Presentation on theme: "Caribbean Tropical Fish 4-04-10. Four-eyed Fish, Anableps Trinidad November 2009 Photo by Eliana Ardila."— Presentation transcript:
Caribbean Tropical Fish
Four-eyed Fish, Anableps Trinidad November 2009 Photo by Eliana Ardila
Anableps skim the surface and their eyes see above and below.
Jack the Ripper, the five foot welcome committee at Blue Hole.
Jack the Ripper under our boat at Blue Hole.
Mallory Blakeslee and her ‘Cudda 2005
Mike Joines & his ‘Cuddas By Harold Baquet
Batfish, a species we see while snorkeling in the mangroves of Turneffe Atoll.
Spiney Puffer from Natural History Magazine
A spiney little ball. from Natural History Magazine
How do they puff up? It’s the stomach. From Natural History Magazine
Scorpionfish, with poison glands, cryptically resting in Tobago.
Coney: yellow phase (l) & bicolor phase (r)
Chub under the boat at The Aquarium, a favorite dive site on Long Caye, Belize.
Melissa Kaintz (02) with an edible barjack.
Horse-eye Jack – note the large eye
King Mackerel – called a King Fish in Belize.
Patty Richards (02) with her King Fish.
We’ll have a good meal soon!
Wahoo are another relative of the King Fish.
Fish have a lateral line for sensing the environment, and the shape of the line is often used to identify fish.
Yellowfin Tuna, one of the fastest fishes in the sea.
Fast moving fish (a King Mackerel in this case) often have very red, highly vascularized tissue near the center of the body.
High Speed Tails
Gill Rakers in Bonita
Bicolor Damselfish adult
Bicolor Damselfish juvenile
Sunshine fish on the wall
Slippery Dick adult
Slippery Dick subadult
Jawfish with eggs in the mouth. These are common at our dive sites.
Small goby on a coral – look closely when diving.
Sarcastic Fringehead (Goby)
Yellowprow Goby looking out of a sponge.
Bluestripe Grunt – note the parallel blue stripes.
Bluestriped Grunt (Kissing?)
French Grunt – note the oblique stripes on the sides.

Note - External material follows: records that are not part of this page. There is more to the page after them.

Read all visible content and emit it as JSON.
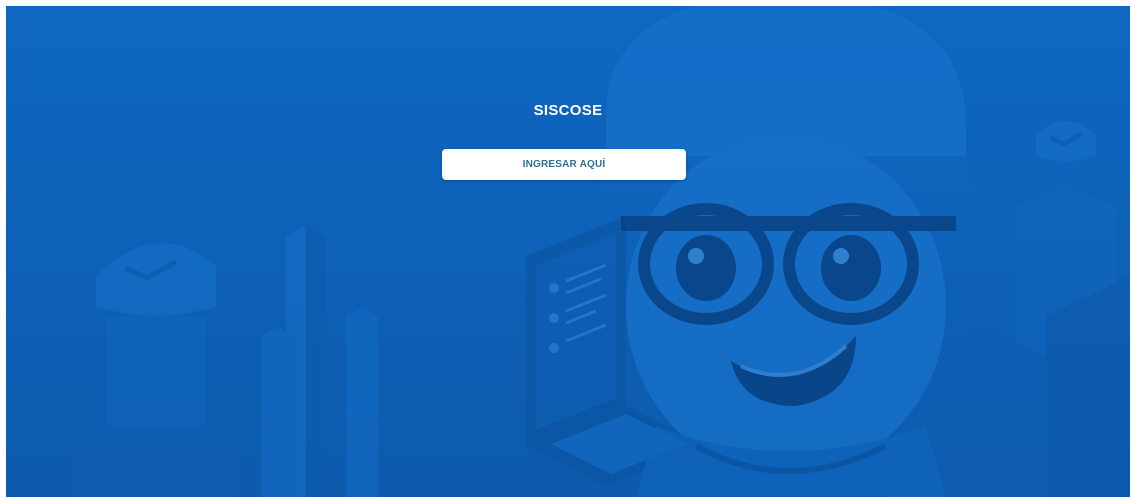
{
  "app": {
    "title": "SISCOSE"
  },
  "login": {
    "button_label": "INGRESAR AQUÍ"
  },
  "colors": {
    "background": "#0e64bd",
    "button_background": "#ffffff",
    "button_text": "#2e6f94",
    "title_text": "#ffffff"
  }
}
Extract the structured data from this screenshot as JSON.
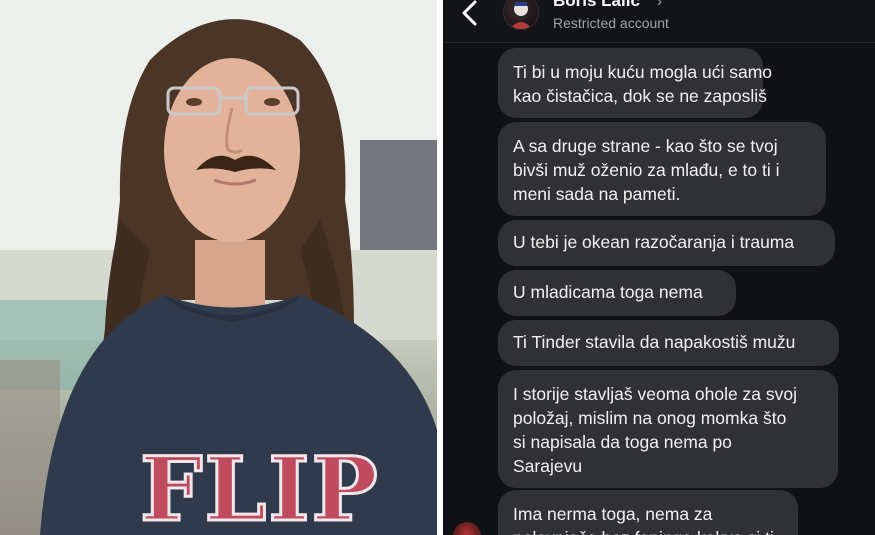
{
  "header": {
    "contact_name": "Boris Lalić",
    "chevron": "›",
    "status": "Restricted account",
    "back_icon": "chevron-left-icon"
  },
  "photo": {
    "shirt_text": "FLIP"
  },
  "messages": [
    {
      "lines": [
        "Ti bi u moju kuću mogla ući samo",
        "kao čistačica, dok se ne zaposliš"
      ]
    },
    {
      "lines": [
        "A sa druge strane - kao što se tvoj",
        "bivši muž oženio za mlađu, e to ti i",
        "meni sada na pameti."
      ]
    },
    {
      "lines": [
        "U tebi je okean razočaranja i trauma"
      ]
    },
    {
      "lines": [
        "U mladicama toga nema"
      ]
    },
    {
      "lines": [
        "Ti Tinder stavila da napakostiš mužu"
      ]
    },
    {
      "lines": [
        "I storije stavljaš veoma ohole za svoj",
        "položaj, mislim na onog momka što",
        "si napisala da toga nema po",
        "Sarajevu"
      ]
    },
    {
      "lines": [
        "Ima nerma toga, nema za",
        "polovnjače bez fepinga kakva si ti"
      ]
    }
  ],
  "colors": {
    "chat_background": "#0f1115",
    "bubble": "#303135",
    "shirt": "#2f3a4c",
    "shirt_print": "#c04a5e"
  }
}
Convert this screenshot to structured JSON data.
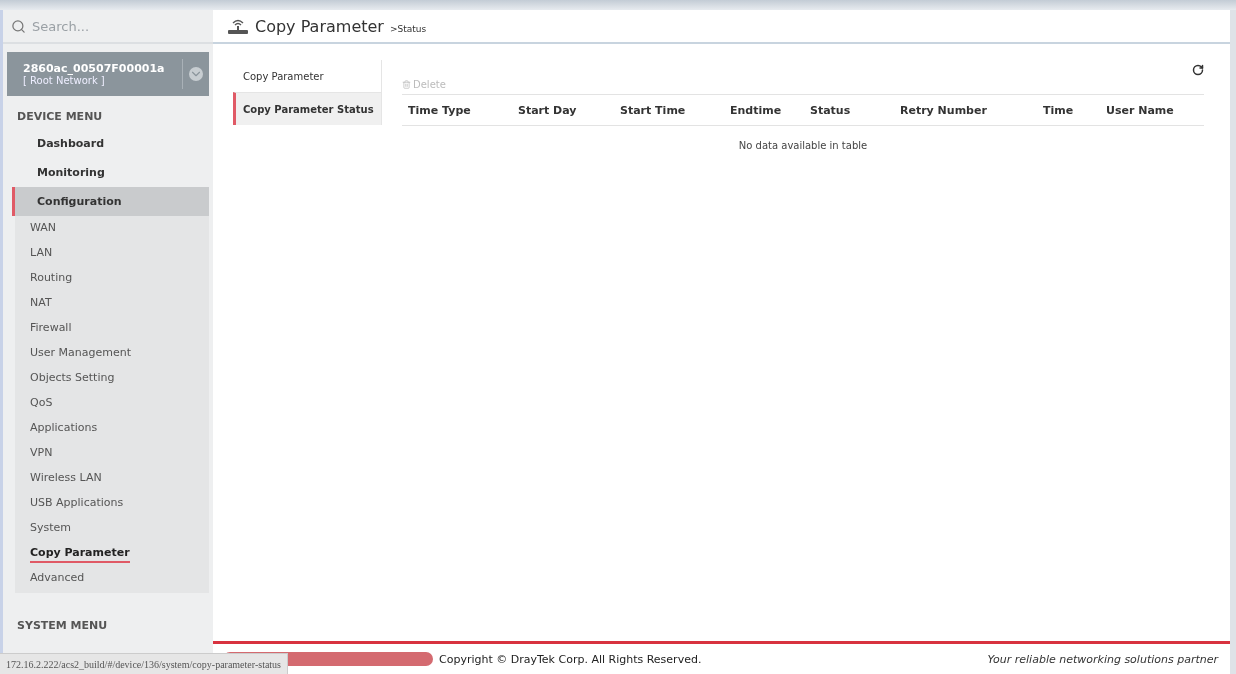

What do you see? (Wildlife Conservation June 2004)
Sand diver – closely related to the lizardfish.
Tarpon are one of the most popular game fishes in the world. They have huge scales that are shed continually.
Ladyfish – held by a headless hippy.
How to catch a Bonefish
Happiness with a Bonefish
More Morays (What do you think they are talking about?) “You get the leg, I’ll go for the crotch!” Ouch!!!
Garden Eels – common at our dive sites
Stoplight Parrotfish: male on left
Midnight Parrotfish, Blue Hole, Belize
Stoplight Parrotfish, Blue Hole, Belize
Ocean sunfish, Mola mola
Gray Reef Shark
Students with Nurse Sharks
Is this clear water, or what?
Sand Tiger Shark
Half Eaten Shark
Shark claspers (male intromittant organ) and Ampullae of Lorenzini (electroreceptors) on the head
Mako sharks catch tuna – do you think they can swim fast? Only about 50 mph!
Mako’s are scary.
Great White Shark
Always be careful around water!
Whale Shark feeding
Remember the shark attacks of a few years ago. Here’s an interesting theory!
Remora, or Shark Sucker
Stingray and Spine
Aimée, Luz and friend.
Manta Ray Head
Spotted Eagle Ray Martin & Winnie, 2004
This is why one shuffles ones feet when wading where stingrays occur.
Mutton Snapper - HMC
Black Grouper – note the black stripe on the tail
Myra Hughey (02) and her Yellow- finned Grouper
Romey and Myra’s Yellow- finned Grouper
Rock Hind (a small grouper)
Spanish Hogfish Mating Behavior
Longspine Squirrelfish, Belize.
Squirrel fish with amphipod
Black Durgon – beauty in motion
Seahorses Martin & Winnie, 2004
Mudskipper (out of water) in the Philippines
Bluehead Wrasse adult
Bluehead Wrasse juveniles & one adult male
Wrasse at cleaning “stations”
Creole wrasse – a common school fish
A few freshwater fish
Peacock Cichlid, Petenia splendida – locally known as Bay snook
Note the large mouth for capturing prey
Firemouth Cichlid, Cichlasoma meeki
Other freshwater cichlids
A freshwater catfish in Belize
Freshwater: Red-tailed Catfish from the Amazon
Piranha – Refugio Amazonas, Tambopata, Perú.
Freshwater: Piranha teeth
So, you think sharks and piranha are scary?
Meet the Candirú, Vandellia cirrhosa (Trichomycteridae) Small tissue chewers – a type of catfish From the Amazon & Orinoco rivers (no, not in Belize) Cryptic, clear, and slippery Normally feed on the gills of fish In humans, move toward urine Most victims have the candirú enter the urethra while swimming in the nude One victim was standing thigh deep in water peeing, and a 5 inch long, 7/16 inch wide, candirú swam into his penis Once in the urethra, the little spines of the pectoral fins lock into place and surgery is required to extricate them.
Candirú images from the web
Many thanks to the following for use of their slides: